I very much agree with the sentiment that we need actions, not awards. I’m not actually certain of this, but I feel like there is a lot more that even local governments could be doing, not just in terms of prioritizing the move away from fossil fuels and preparing for extreme weather events, but also in terms of pushing regional and national governments to do more, and helping both their constituents and fellow governmental bodies participate in the pressure campaigns. Ideally, we want the kind of action that can build momentum for greater action in the future.

I’m also encouraged to see the level of strategic thinking involved here:

The group, which has a core of about eight members, was also savvy enough to know that it might get more publicity for its cause if it turned down the award.

They viewed a YouTube clip of the moment in the film Brassed Off when band leader Danny turns down a prize to draw attention to the plight of ravaged mining communities and explains: “Us winning this trophy won’t mean bugger all to most people. But us refusing it … then it becomes news.”

Dan Wright, 12, said: “If we had accepted the award, we might have got in the local paper. More people now will know what we’ve done. Perhaps they’ll join us on a march or do their own research on the climate. When I first heard about the award I felt excited but then thought they were trying to greenwash themselves.”

I don’t think I started thinking about that kind of strategy until I was in my 20s, and it’s encouraging to see it in today’s kids. On the one hand, it continues to be infuriating that children need to spend their time on this, but on the other hand, I think that if we’re ever going to have a truly just and democratic society, we will need to spend less time working to generate profit, and more time involved in our own governance in a far more direct manner than we see in representative democracies. I believe that simply electing representatives and trusting them to do well by us has more or less proven itself to be a failure. It concentrates power in the hands of people who are then able to use that power to further empower themselves, rather like we see in capitalism. As far as I can tell, the only solution is a populace that participates in the running of society at least as actively we we currently participate in wage labor and consumerism.

We should not look to children for hope. That’s an unfair burden to place on them, and an abdication of our responsibility. It’s just another form of selling out their future for our own comfort. What we should be doing, in addition to taking real action on climate change, is educating ourselves and our children about what it means to govern ourselves, and to build and live in a society that values life.
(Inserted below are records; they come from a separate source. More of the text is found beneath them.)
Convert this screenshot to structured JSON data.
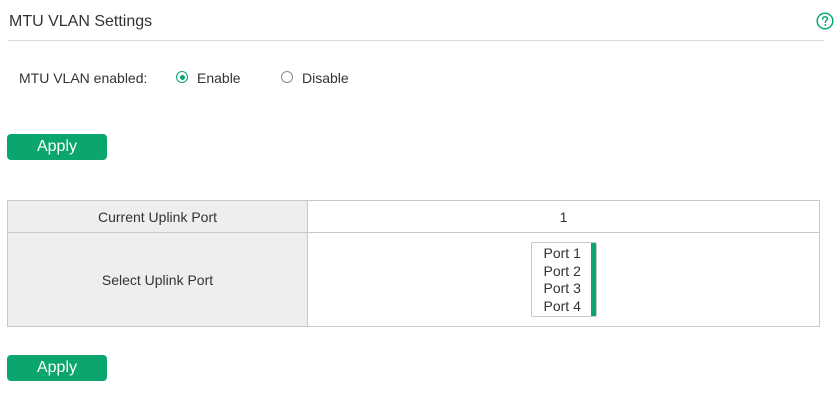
{
  "page": {
    "title": "MTU VLAN Settings",
    "help_icon": "help-circle-icon",
    "accent_color": "#0aa66e"
  },
  "mtu_vlan": {
    "label": "MTU VLAN enabled:",
    "options": [
      {
        "label": "Enable",
        "selected": true
      },
      {
        "label": "Disable",
        "selected": false
      }
    ]
  },
  "buttons": {
    "apply_top": "Apply",
    "apply_bottom": "Apply"
  },
  "uplink_table": {
    "current_label": "Current Uplink Port",
    "current_value": "1",
    "select_label": "Select Uplink Port",
    "port_options": [
      "Port 1",
      "Port 2",
      "Port 3",
      "Port 4"
    ]
  }
}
Thank you for reading. If you find my work interesting, useful, or entertaining, please share it with others, and please consider joining the group of lovely people who support me at patreon.com/oceanoxia. Life costs money, alas, and owing to my immigration status in Ireland, this is likely to be my only form of income for the foreseeable future, so if you are able to help out, I’d greatly appreciate it. The beauty of crowdfunding is that even as little as $1 per month ends up helping a great deal if enough people do it. You’d be supporting both my nonfiction and my science fiction writing, and you’d get early access to the fiction.